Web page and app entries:
━━━━━━

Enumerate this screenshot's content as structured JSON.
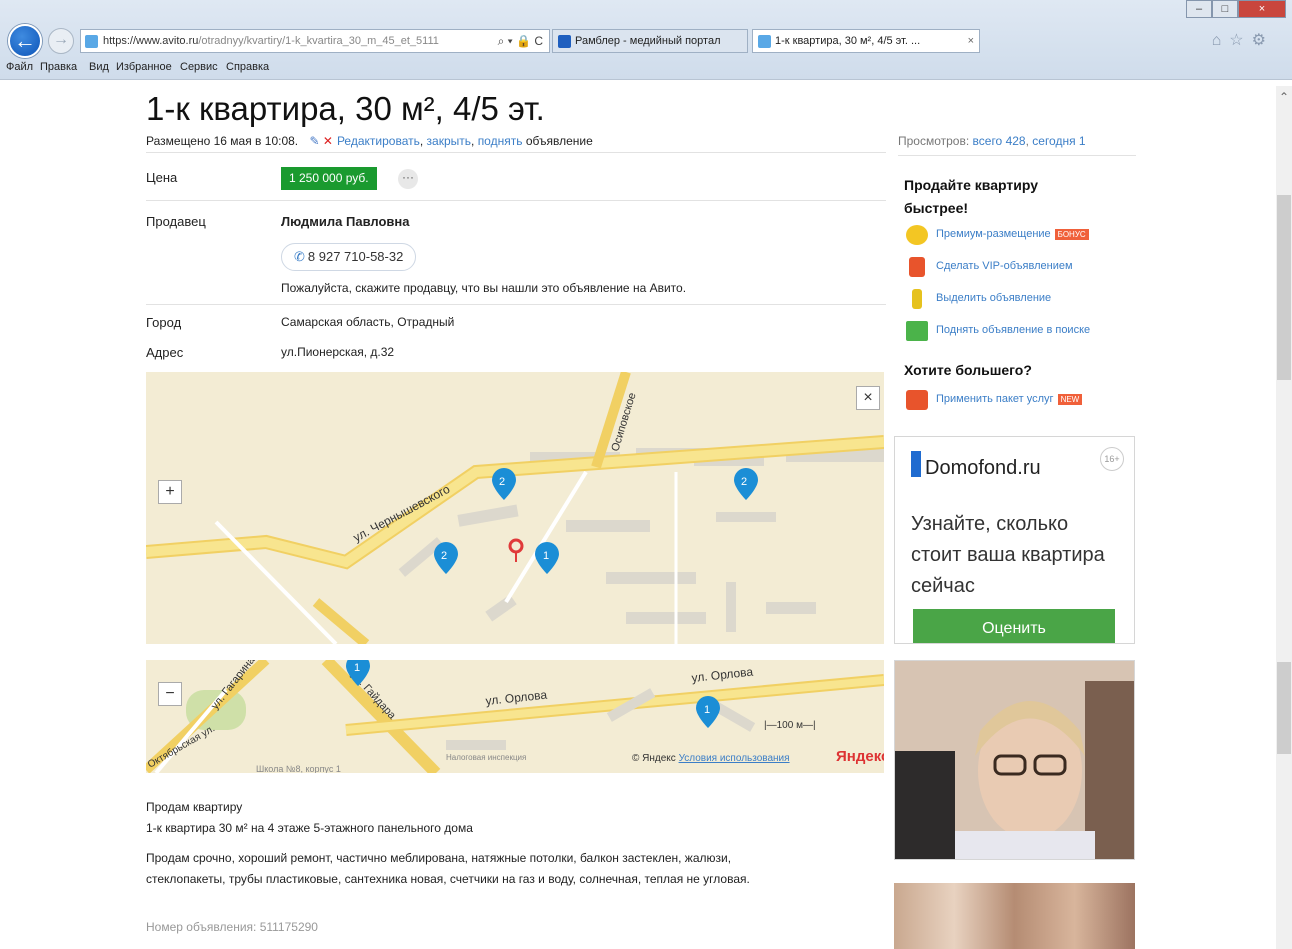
{
  "browser": {
    "address_scheme": "https://www.",
    "address_host": "avito.ru",
    "address_path": "/otradnyy/kvartiry/1-k_kvartira_30_m_45_et_5111",
    "address_ctrls": "⌕ ▾ 🔒 C",
    "tabs": [
      {
        "label": "Рамблер - медийный портал",
        "active": false
      },
      {
        "label": "1-к квартира, 30 м², 4/5 эт. ...",
        "active": true
      }
    ],
    "close_glyph": "×",
    "toolbar_icons": "⌂☆⚙",
    "menu": [
      "Файл",
      "Правка",
      "Вид",
      "Избранное",
      "Сервис",
      "Справка"
    ]
  },
  "listing": {
    "title": "1-к квартира, 30 м², 4/5 эт.",
    "posted": "Размещено 16 мая в 10:08.",
    "edit": "Редактировать",
    "close": "закрыть",
    "raise": "поднять",
    "ad_word": "объявление",
    "views_label": "Просмотров:",
    "views_total": "всего 428",
    "views_today": "сегодня 1",
    "price_label": "Цена",
    "price": "1 250 000 руб.",
    "more": "···",
    "seller_label": "Продавец",
    "seller": "Людмила Павловна",
    "phone": "8 927 710-58-32",
    "phone_note": "Пожалуйста, скажите продавцу, что вы нашли это объявление на Авито.",
    "city_label": "Город",
    "city": "Самарская область, Отрадный",
    "address_label": "Адрес",
    "address": "ул.Пионерская, д.32",
    "desc_title": "Продам квартиру",
    "desc_sub": "1-к квартира 30 м² на 4 этаже 5-этажного панельного дома",
    "desc_line1": "Продам срочно, хороший ремонт, частично меблирована, натяжные потолки, балкон застеклен, жалюзи,",
    "desc_line2": "стеклопакеты, трубы пластиковые, сантехника новая, счетчики на газ и воду, солнечная, теплая не угловая.",
    "ad_number": "Номер объявления: 511175290"
  },
  "map": {
    "streets": [
      "ул. Чернышевского",
      "Осиповское",
      "ул. Орлова",
      "ул. Орлова",
      "ул. Гагарина",
      "ул. Гайдара",
      "Октябрьская ул.",
      "Школа №8, корпус 1",
      "Налоговая инспекция"
    ],
    "markers": [
      "2",
      "2",
      "2",
      "1",
      "1",
      "1"
    ],
    "scale": "100 м",
    "copyright": "© Яндекс",
    "terms": "Условия использования",
    "brand": "Яндекс",
    "zoom_in": "+",
    "zoom_out": "−",
    "close": "×"
  },
  "sidebar": {
    "sell_title": "Продайте квартиру быстрее!",
    "promos": [
      {
        "label": "Премиум-размещение",
        "badge": "БОНУС",
        "color": "#f3c623"
      },
      {
        "label": "Сделать VIP-объявлением",
        "badge": "",
        "color": "#e8542c"
      },
      {
        "label": "Выделить объявление",
        "badge": "",
        "color": "#e6c21e"
      },
      {
        "label": "Поднять объявление в поиске",
        "badge": "",
        "color": "#4bb34a"
      }
    ],
    "more_title": "Хотите большего?",
    "pack": {
      "label": "Применить пакет услуг",
      "badge": "NEW",
      "color": "#e8542c"
    },
    "ad": {
      "brand": "Domofond.ru",
      "age": "16+",
      "text": "Узнайте, сколько стоит ваша квартира сейчас",
      "button": "Оценить"
    }
  },
  "colors": {
    "accent": "#3b7ec7",
    "price_bg": "#1a9a2f",
    "ad_button": "#4aa547"
  }
}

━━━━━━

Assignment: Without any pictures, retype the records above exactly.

Solution:
Enumerate this screenshot's content as structured JSON.
{
  "browser": {
    "address_scheme": "https://www.",
    "address_host": "avito.ru",
    "address_path": "/otradnyy/kvartiry/1-k_kvartira_30_m_45_et_5111",
    "address_ctrls": "⌕ ▾ 🔒 C",
    "tabs": [
      {
        "label": "Рамблер - медийный портал",
        "active": false
      },
      {
        "label": "1-к квартира, 30 м², 4/5 эт. ...",
        "active": true
      }
    ],
    "close_glyph": "×",
    "toolbar_icons": "⌂☆⚙",
    "menu": [
      "Файл",
      "Правка",
      "Вид",
      "Избранное",
      "Сервис",
      "Справка"
    ]
  },
  "listing": {
    "title": "1-к квартира, 30 м², 4/5 эт.",
    "posted": "Размещено 16 мая в 10:08.",
    "edit": "Редактировать",
    "close": "закрыть",
    "raise": "поднять",
    "ad_word": "объявление",
    "views_label": "Просмотров:",
    "views_total": "всего 428",
    "views_today": "сегодня 1",
    "price_label": "Цена",
    "price": "1 250 000 руб.",
    "more": "···",
    "seller_label": "Продавец",
    "seller": "Людмила Павловна",
    "phone": "8 927 710-58-32",
    "phone_note": "Пожалуйста, скажите продавцу, что вы нашли это объявление на Авито.",
    "city_label": "Город",
    "city": "Самарская область, Отрадный",
    "address_label": "Адрес",
    "address": "ул.Пионерская, д.32",
    "desc_title": "Продам квартиру",
    "desc_sub": "1-к квартира 30 м² на 4 этаже 5-этажного панельного дома",
    "desc_line1": "Продам срочно, хороший ремонт, частично меблирована, натяжные потолки, балкон застеклен, жалюзи,",
    "desc_line2": "стеклопакеты, трубы пластиковые, сантехника новая, счетчики на газ и воду, солнечная, теплая не угловая.",
    "ad_number": "Номер объявления: 511175290"
  },
  "map": {
    "streets": [
      "ул. Чернышевского",
      "Осиповское",
      "ул. Орлова",
      "ул. Орлова",
      "ул. Гагарина",
      "ул. Гайдара",
      "Октябрьская ул.",
      "Школа №8, корпус 1",
      "Налоговая инспекция"
    ],
    "markers": [
      "2",
      "2",
      "2",
      "1",
      "1",
      "1"
    ],
    "scale": "100 м",
    "copyright": "© Яндекс",
    "terms": "Условия использования",
    "brand": "Яндекс",
    "zoom_in": "+",
    "zoom_out": "−",
    "close": "×"
  },
  "sidebar": {
    "sell_title": "Продайте квартиру быстрее!",
    "promos": [
      {
        "label": "Премиум-размещение",
        "badge": "БОНУС",
        "color": "#f3c623"
      },
      {
        "label": "Сделать VIP-объявлением",
        "badge": "",
        "color": "#e8542c"
      },
      {
        "label": "Выделить объявление",
        "badge": "",
        "color": "#e6c21e"
      },
      {
        "label": "Поднять объявление в поиске",
        "badge": "",
        "color": "#4bb34a"
      }
    ],
    "more_title": "Хотите большего?",
    "pack": {
      "label": "Применить пакет услуг",
      "badge": "NEW",
      "color": "#e8542c"
    },
    "ad": {
      "brand": "Domofond.ru",
      "age": "16+",
      "text": "Узнайте, сколько стоит ваша квартира сейчас",
      "button": "Оценить"
    }
  },
  "colors": {
    "accent": "#3b7ec7",
    "price_bg": "#1a9a2f",
    "ad_button": "#4aa547"
  }
}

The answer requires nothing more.